Chapter One

Early Life of Daniel in Babylon

Daniel 1:1-2

In the third year of the reign of Jehoiakim, king of Judah, Nebuchadnezzar, king of Babylon, came to Jerusalem and besieged it. And the Lord delivered Jehoiakim, king of Judah, into his hand, along with some of the articles from the temple of God. These he carried off to the temple of his god in Babylonia and put in the treasure-house of his god.

The first chapter of Daniel is a beautifully written, moving story of the early days of Daniel and his companions in Babylon. Daniel begins by giving us the historical setting which includes the first siege and capture of Jerusalem by the Babylonians, which occurred in 605 B.C. Because of sin, Israel was being carried off captive to wicked Babylon.

Daniel 1:3-7

Then the king ordered Ashpenaz, chief of his court officials, to bring in some of the Israelites from the royal family and the nobility – young men without any physical defect, handsome, showing aptitude for every kind of learning, well informed, quick to understand, and qualified to serve in the king’s palace. He was to teach them the language and literature of the Babylonians. The king assigned them a daily amount of food and wine from the king’s table. They were to be trained for three years, and after that they were to enter the king’s service. Among these were some from Judah: Daniel, Hananiah, Mishael and Azariah. The chief official gave them new names: to Daniel, the name Belteshazzar; to Hananiah, Shadrach; to Mishael, Meshach; and to Azariah, Abednego.
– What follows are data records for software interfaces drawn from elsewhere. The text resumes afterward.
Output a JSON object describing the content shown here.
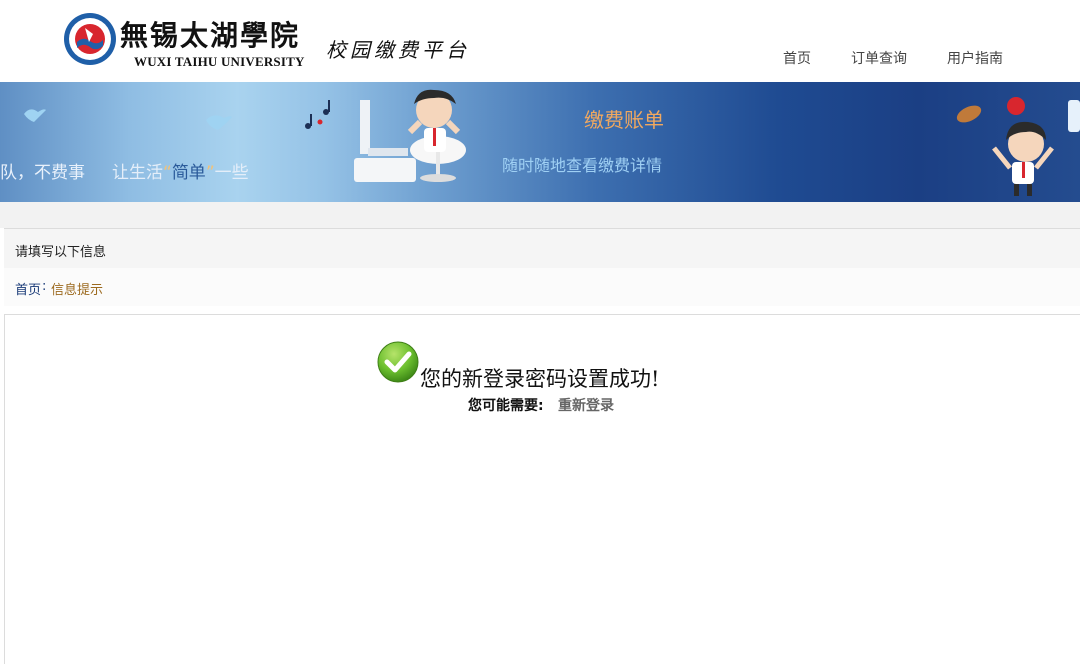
{
  "header": {
    "logo_cn": "無锡太湖學院",
    "logo_en": "WUXI TAIHU UNIVERSITY",
    "platform": "校园缴费平台",
    "nav": {
      "home": "首页",
      "orders": "订单查询",
      "guide": "用户指南"
    }
  },
  "banner": {
    "slogan_left": "队，不费事",
    "slogan_prefix": "让生活",
    "slogan_quote_open": "“",
    "slogan_highlight": "简单",
    "slogan_quote_close": "”",
    "slogan_suffix": "一些",
    "title": "缴费账单",
    "subtitle": "随时随地查看缴费详情"
  },
  "panel": {
    "title": "请填写以下信息",
    "breadcrumb": {
      "home": "首页",
      "separator": ":",
      "current": "信息提示"
    }
  },
  "result": {
    "icon": "check-icon",
    "message": "您的新登录密码设置成功!",
    "hint_label": "您可能需要:",
    "relogin": "重新登录"
  },
  "colors": {
    "success_green": "#6cbf2f",
    "banner_title": "#f0a860",
    "crumb_current": "#9c6a1f",
    "crumb_link": "#1a3b78"
  }
}
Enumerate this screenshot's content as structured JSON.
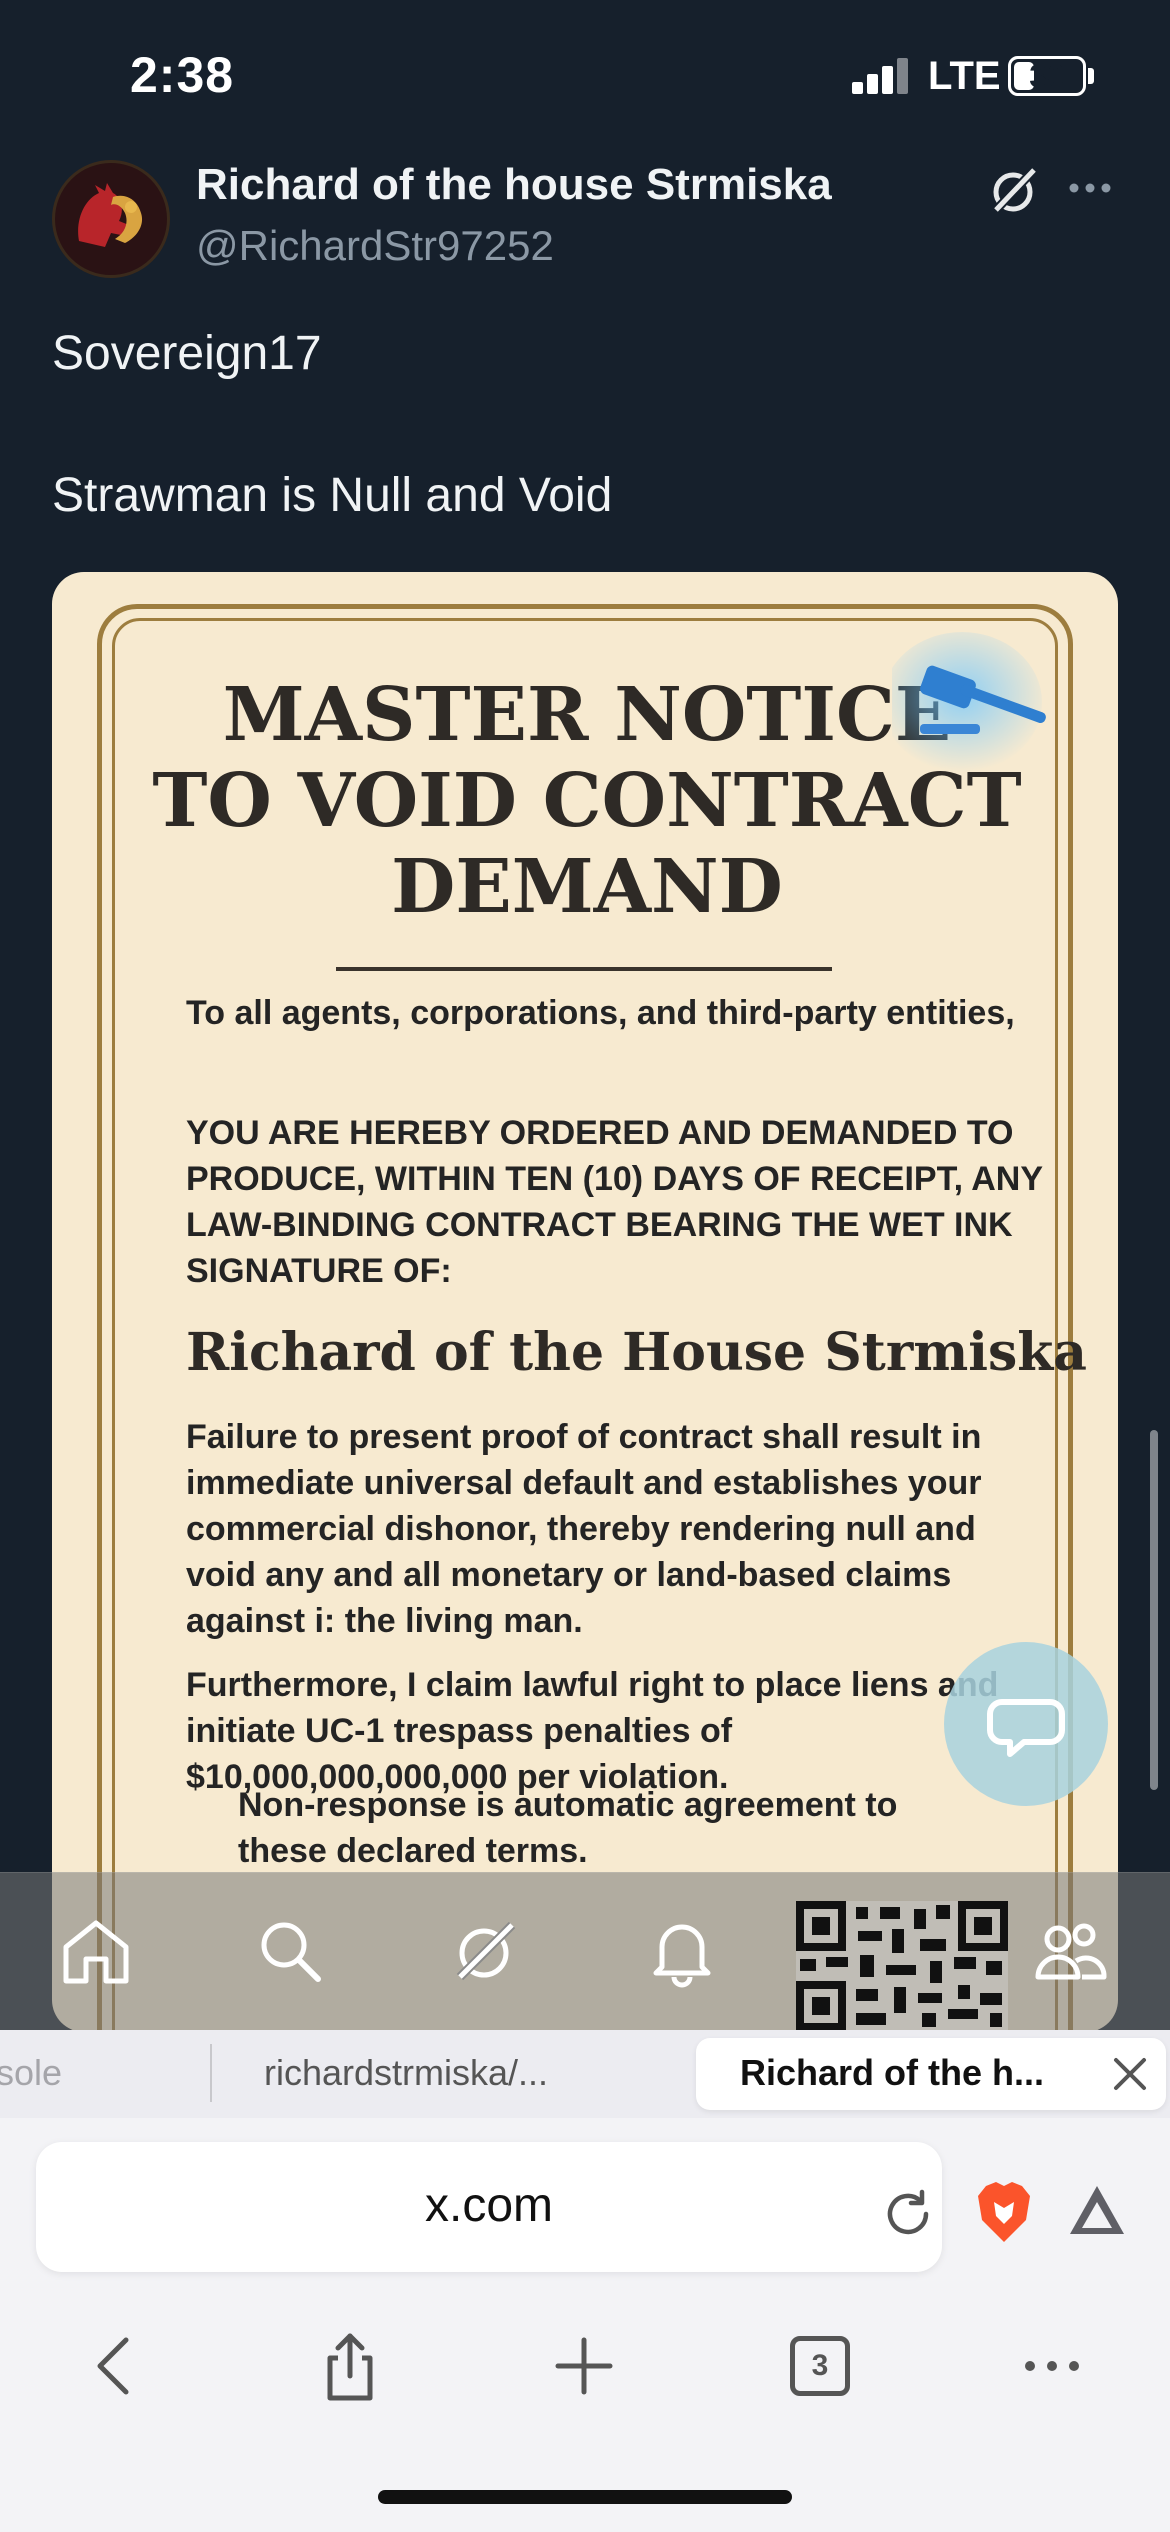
{
  "status_bar": {
    "time": "2:38",
    "network": "LTE",
    "battery": "30",
    "battery_level": 0.3
  },
  "tweet": {
    "display_name": "Richard of the house Strmiska",
    "handle": "@RichardStr97252",
    "text_lines": [
      "Sovereign17",
      "Strawman is Null and Void"
    ]
  },
  "notice": {
    "title_lines": [
      "MASTER NOTICE",
      "TO VOID CONTRACT",
      "DEMAND"
    ],
    "salutation": "To all agents, corporations, and third-party entities,",
    "order": "YOU ARE HEREBY ORDERED AND DEMANDED TO PRODUCE, WITHIN TEN (10) DAYS OF RECEIPT, ANY LAW-BINDING CONTRACT BEARING THE WET INK SIGNATURE OF:",
    "name": "Richard of the House Strmiska",
    "failure": "Failure to present proof of contract shall result in immediate universal default and establishes your commercial dishonor, thereby rendering null and void any and all monetary or land-based claims against i: the living man.",
    "claim": "Furthermore, I claim lawful right to place liens and initiate UC-1 trespass penalties of $10,000,000,000,000 per violation.",
    "closing": "Non-response is automatic agreement to these declared terms."
  },
  "tab_bar_icons": [
    "home-icon",
    "search-icon",
    "grok-icon",
    "notifications-icon",
    "qr-code",
    "communities-icon"
  ],
  "browser_tabs": [
    {
      "label": "sole"
    },
    {
      "label": "richardstrmiska/..."
    },
    {
      "label": "Richard of the h...",
      "active": true
    }
  ],
  "url_bar": {
    "url": "x.com"
  },
  "nav": {
    "tabs_count": "3"
  },
  "colors": {
    "background": "#16202c",
    "parchment": "#f7ead0",
    "frame": "#9d7d3e",
    "brave": "#fb542b"
  }
}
Daniel explains how he and his companions came to Babylon.He records that the King ordered Ashpenaz to bring some of the children of Israel to Babylon for training to be servants of the king. Those selected were to be descendants of Jacob who belonged to the nobility of Israel. Their physical, personal and intellectual capacities were included in this selection process.Their training was to separate them from their previous Jewish culture and environment and teach them “the language and literature of the Babylonians.”Their environment and circumstances soon presented some real challenges, at least for Daniel or Belteshazzar, Hananiah or Shadrach, Mishael or Meshach and Azariah or Abednego because there would have been certain aspects of their training which may have been ungodly. Nevertheless, they went through their training program but they did not allow it to change them. Neither did they allow their new names to change their real identity.Then they had to face the issue of food and drink. They knew that the food and the wine had been dedicated to idols and to partake thereof would be to recognize the idols as deities. So what should they to do in this case? We can read the answer in:

Daniel 1:8-16

But Daniel resolved not to defile himself with the royal food and wine, and he asked the chief official for permission not to defile himself in this way. Now, God had caused the official to show favour and sympathy to Daniel, but the official told Daniel, “I am afraid of my lord the king, who has assigned your food and drink. Why should he see you looking worse than the other young men of your age? The king would then have my head because of you.”

Daniel then said to the guard, whom the chief official had appointed over Daniel, Hananiah, Mishael and Azariah, “Please test your servants for ten days: Give us nothing but vegetables to eat and water to drink. Then compare our appearance with that of the young men who eat the royal food, and treat your servants in accordance with what you see.” So he agreed to this and tested them for ten days. At the end of the ten days they looked healthier and better nourished than any of the young men who ate the royal food. So the guard took away their choice food and the wine they were to drink and gave them vegetables instead.

This time, Daniel and his friends knew that they needed to take a stand, even though this could cost them their lives, because they understood that taking part in the king’s food and wine which had been dedicated to idols would have defiled them. So Daniel requested to be given a ten-day trial during which time he and his three friends would only be given vegetables to eat and water to drink. His request was granted and the result was four very healthy looking young men. Likewise, we too need to know when to take a stand, even when it may cost us our lives, so that our relationship with God will not be affected and we need to know when it is ok to participate in something since it will not affect our relationship with God.

Daniel 1:17-20

To these four young men God gave knowledge and understanding of all kinds of literature and learning. And Daniel could understand visions and dreams of all kinds. At the end of the time set by the king to bring them in, the chief official presented them to Nebuchadnezzar. The king talked with them, and he found none equal to Daniel, Hananiah, Mishael and Azariah; so they entered the king’s service. In every matter of wisdom and understanding about which the king questioned them, he found them ten times better than all the magicians and enchanters in his whole kingdom.

Daniel gives us here a summary of the three years of hard study which resulted in them being selected for the king’s service. Although all four youths shared in an intelligent understanding of the literature of the Babylonians and were able to wisely separate the true from the false, only Daniel had “understanding in all visions and dreams.” In this, Daniel differed from his companions as a true prophet.

Chapter Two